resort, if the person has a complete profile, with recommendations, says they
are interested in career opportunities, but they do not list an email, at the
very least I can try and reach them at their office if they have their current
employer listed.  Some recruiters
may abuse this by aggressively trying to recruit someone from their current
job. For me, I use their business number to call and network with the person
and find out how we can be a resource for one another.

 

If you are looking to change jobs, and do not already have a
Linkedin profile, PLEASE put one together as soon as possible. Many people I
know of are landing interviews and job offers due to their Linkedin profiles.
If you follow the above recommendations, you will be much more likely to be
approached by a hiring company or recruiter regarding your dream job!

Getting Past the Gate-Keeper

One new method for finding a job is to pick up the phone and call the hiring managers and/or executives directly, however, very few people are successful at using this technique for a variety of reasons. Having been a Recruiter for almost 7 years, getting past gate-keepers was always one of my specialties. Being a Recruiter requires you to be able to get past gate-keepers to the hiring managers in much the same way that a job seeker would try to bypass a gate-keeper. After many years of exploring what works and what does not, I have found a few specific things that you can do the next time you are calling into a company that will assist you in getting past the gate-keeper. Below are some of my suggestions:

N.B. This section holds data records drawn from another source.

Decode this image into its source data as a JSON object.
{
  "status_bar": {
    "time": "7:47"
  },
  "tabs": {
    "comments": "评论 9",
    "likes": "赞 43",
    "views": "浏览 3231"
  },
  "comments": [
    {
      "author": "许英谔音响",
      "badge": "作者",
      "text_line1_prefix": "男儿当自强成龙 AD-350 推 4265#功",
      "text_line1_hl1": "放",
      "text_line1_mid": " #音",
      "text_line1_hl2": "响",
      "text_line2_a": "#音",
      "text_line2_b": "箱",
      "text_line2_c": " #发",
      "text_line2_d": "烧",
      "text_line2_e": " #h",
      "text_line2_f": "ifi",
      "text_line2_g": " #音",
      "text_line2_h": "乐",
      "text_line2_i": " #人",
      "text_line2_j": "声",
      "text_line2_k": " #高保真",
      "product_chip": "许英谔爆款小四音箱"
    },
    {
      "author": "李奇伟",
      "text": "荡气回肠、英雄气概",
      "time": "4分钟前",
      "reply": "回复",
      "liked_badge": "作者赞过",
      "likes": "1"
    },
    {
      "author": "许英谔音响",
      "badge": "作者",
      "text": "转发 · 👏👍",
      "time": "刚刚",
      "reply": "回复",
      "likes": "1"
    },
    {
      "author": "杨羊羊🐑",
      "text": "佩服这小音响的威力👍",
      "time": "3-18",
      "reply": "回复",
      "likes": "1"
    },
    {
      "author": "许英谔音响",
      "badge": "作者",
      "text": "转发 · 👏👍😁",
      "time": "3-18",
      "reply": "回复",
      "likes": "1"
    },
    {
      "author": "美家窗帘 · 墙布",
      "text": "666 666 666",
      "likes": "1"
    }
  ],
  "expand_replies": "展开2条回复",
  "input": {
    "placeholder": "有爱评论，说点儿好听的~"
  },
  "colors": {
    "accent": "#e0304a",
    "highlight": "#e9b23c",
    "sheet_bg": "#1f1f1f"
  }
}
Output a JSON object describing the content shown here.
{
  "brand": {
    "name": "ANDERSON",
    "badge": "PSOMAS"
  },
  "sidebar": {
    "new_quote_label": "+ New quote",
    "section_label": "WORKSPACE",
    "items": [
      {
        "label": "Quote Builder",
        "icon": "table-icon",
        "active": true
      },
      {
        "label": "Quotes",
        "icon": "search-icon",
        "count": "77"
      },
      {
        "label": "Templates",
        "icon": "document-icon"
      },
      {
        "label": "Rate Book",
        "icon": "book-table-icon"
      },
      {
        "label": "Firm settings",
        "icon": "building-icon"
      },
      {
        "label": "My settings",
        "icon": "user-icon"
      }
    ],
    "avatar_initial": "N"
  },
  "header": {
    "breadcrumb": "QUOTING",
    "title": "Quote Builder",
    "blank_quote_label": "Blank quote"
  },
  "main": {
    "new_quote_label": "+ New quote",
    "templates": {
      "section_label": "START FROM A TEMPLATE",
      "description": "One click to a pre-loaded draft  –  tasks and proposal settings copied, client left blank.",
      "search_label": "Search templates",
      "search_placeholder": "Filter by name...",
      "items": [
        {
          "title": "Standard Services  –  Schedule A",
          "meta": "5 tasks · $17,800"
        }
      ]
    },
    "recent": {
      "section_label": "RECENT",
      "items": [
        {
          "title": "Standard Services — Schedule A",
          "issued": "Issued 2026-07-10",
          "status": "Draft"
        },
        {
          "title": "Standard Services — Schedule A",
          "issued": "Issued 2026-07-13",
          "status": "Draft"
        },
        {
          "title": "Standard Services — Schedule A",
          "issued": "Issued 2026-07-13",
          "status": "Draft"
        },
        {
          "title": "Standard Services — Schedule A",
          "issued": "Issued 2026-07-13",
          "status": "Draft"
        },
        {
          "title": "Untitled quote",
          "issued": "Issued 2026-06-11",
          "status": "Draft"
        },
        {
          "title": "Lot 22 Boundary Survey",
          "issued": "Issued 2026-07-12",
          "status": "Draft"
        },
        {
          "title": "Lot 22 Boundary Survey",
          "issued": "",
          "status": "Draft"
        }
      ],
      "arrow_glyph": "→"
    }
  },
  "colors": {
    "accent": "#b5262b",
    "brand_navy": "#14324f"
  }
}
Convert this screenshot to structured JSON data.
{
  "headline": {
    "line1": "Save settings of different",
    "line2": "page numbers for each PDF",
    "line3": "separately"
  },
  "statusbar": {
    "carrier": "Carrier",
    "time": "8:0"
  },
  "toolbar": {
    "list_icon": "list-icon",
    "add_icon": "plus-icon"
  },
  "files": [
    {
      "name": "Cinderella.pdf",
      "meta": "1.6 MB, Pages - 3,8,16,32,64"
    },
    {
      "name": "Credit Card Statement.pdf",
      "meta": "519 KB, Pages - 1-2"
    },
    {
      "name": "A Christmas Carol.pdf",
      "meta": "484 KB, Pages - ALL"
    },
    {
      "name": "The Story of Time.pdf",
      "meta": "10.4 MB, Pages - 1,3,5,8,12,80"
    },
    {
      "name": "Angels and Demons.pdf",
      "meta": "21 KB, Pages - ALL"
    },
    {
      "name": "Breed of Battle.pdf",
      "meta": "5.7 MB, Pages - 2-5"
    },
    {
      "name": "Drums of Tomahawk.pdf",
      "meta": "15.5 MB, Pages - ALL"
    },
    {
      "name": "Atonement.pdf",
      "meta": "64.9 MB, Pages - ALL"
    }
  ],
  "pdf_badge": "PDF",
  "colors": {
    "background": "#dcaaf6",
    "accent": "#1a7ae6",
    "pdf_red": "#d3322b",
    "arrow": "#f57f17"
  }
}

1) Have a Linkedin profile. Having a Linkedin profile is a great way to gather the names of the people you want to contact, and also to find out information about the person that can help you to break the ice. In addition, you can use Linkedin groups to connect with people you might otherwise have no connections with. In a later article I will explain how Linkedin will benefit you when communicating with the executive once you have him or her on the phone.

2) When you call into a particular company, it is important not to use the full name of the person you are calling or address to address that person by Mr. or Mrs. For example, if you are trying to reach Bob Jones, the CEO of ABC corporation, and you say to the receptionist “Is Mr. Jones available?” this is an immediate red flag. There are a few reasons that calling the person by Mr./Mrs. or their full name can be a red flag.
-If you call them Mr. or Mrs., this likely means you are not someone who ranks high on the list of people whose calls should be put through. Close acquaintances or business associates usually call each other by their first names. Also, if Bob had a more unique last name such as Remeinzski, and you mispronounced it, it would be rather obvious that you do not know Bob.

3) Do not launch into a story about who you are and why you are calling. Business associates, family members, and friends are short and to the point and expect to be put through rather than rattling on about why they are calling. You want to create a sense that you already know Bob. An example of how to do this would be to say something to the effect of “Is Bob around?” Nothing complicated, just short and to the point. If they ask what it is regarding you could say “I am just calling him back” or “I was just following up regarding an email…” Less is more. There is no need to make a long drawn out complicated story.

Generally these few tips will help you to get past the gate-keeper if executed properly. Stay tuned for my next article on how to talk to the executive once you have him or her on the phone, and how Linkedin can help facilitate that conversation…